* Instructions for the task:
Write every line below out again exactly, images omitted.

* Dataset entries:
····················
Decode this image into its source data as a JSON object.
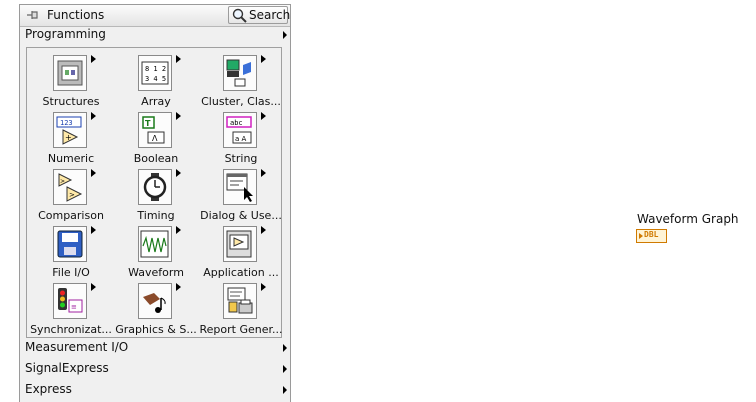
{
  "palette": {
    "title": "Functions",
    "search_label": "Search",
    "top_category": "Programming",
    "tiles": [
      {
        "label": "Structures",
        "icon": "structures-icon"
      },
      {
        "label": "Array",
        "icon": "array-icon"
      },
      {
        "label": "Cluster, Clas...",
        "icon": "cluster-class-icon"
      },
      {
        "label": "Numeric",
        "icon": "numeric-icon"
      },
      {
        "label": "Boolean",
        "icon": "boolean-icon"
      },
      {
        "label": "String",
        "icon": "string-icon"
      },
      {
        "label": "Comparison",
        "icon": "comparison-icon"
      },
      {
        "label": "Timing",
        "icon": "timing-icon"
      },
      {
        "label": "Dialog & Use...",
        "icon": "dialog-user-interface-icon"
      },
      {
        "label": "File I/O",
        "icon": "file-io-icon"
      },
      {
        "label": "Waveform",
        "icon": "waveform-icon"
      },
      {
        "label": "Application ...",
        "icon": "application-control-icon"
      },
      {
        "label": "Synchronizat...",
        "icon": "synchronization-icon"
      },
      {
        "label": "Graphics & S...",
        "icon": "graphics-sound-icon"
      },
      {
        "label": "Report Gener...",
        "icon": "report-generation-icon"
      }
    ],
    "bottom_categories": [
      "Measurement I/O",
      "SignalExpress",
      "Express"
    ]
  },
  "diagram": {
    "node_label": "Waveform Graph",
    "terminal_type": "DBL"
  },
  "colors": {
    "terminal_orange": "#d07a00",
    "palette_bg": "#f0f0f0"
  }
}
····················
* Solution below:
Decode this image into its source data as a JSON object.
{
  "palette": {
    "title": "Functions",
    "search_label": "Search",
    "top_category": "Programming",
    "tiles": [
      {
        "label": "Structures",
        "icon": "structures-icon"
      },
      {
        "label": "Array",
        "icon": "array-icon"
      },
      {
        "label": "Cluster, Clas...",
        "icon": "cluster-class-icon"
      },
      {
        "label": "Numeric",
        "icon": "numeric-icon"
      },
      {
        "label": "Boolean",
        "icon": "boolean-icon"
      },
      {
        "label": "String",
        "icon": "string-icon"
      },
      {
        "label": "Comparison",
        "icon": "comparison-icon"
      },
      {
        "label": "Timing",
        "icon": "timing-icon"
      },
      {
        "label": "Dialog & Use...",
        "icon": "dialog-user-interface-icon"
      },
      {
        "label": "File I/O",
        "icon": "file-io-icon"
      },
      {
        "label": "Waveform",
        "icon": "waveform-icon"
      },
      {
        "label": "Application ...",
        "icon": "application-control-icon"
      },
      {
        "label": "Synchronizat...",
        "icon": "synchronization-icon"
      },
      {
        "label": "Graphics & S...",
        "icon": "graphics-sound-icon"
      },
      {
        "label": "Report Gener...",
        "icon": "report-generation-icon"
      }
    ],
    "bottom_categories": [
      "Measurement I/O",
      "SignalExpress",
      "Express"
    ]
  },
  "diagram": {
    "node_label": "Waveform Graph",
    "terminal_type": "DBL"
  },
  "colors": {
    "terminal_orange": "#d07a00",
    "palette_bg": "#f0f0f0"
  }
}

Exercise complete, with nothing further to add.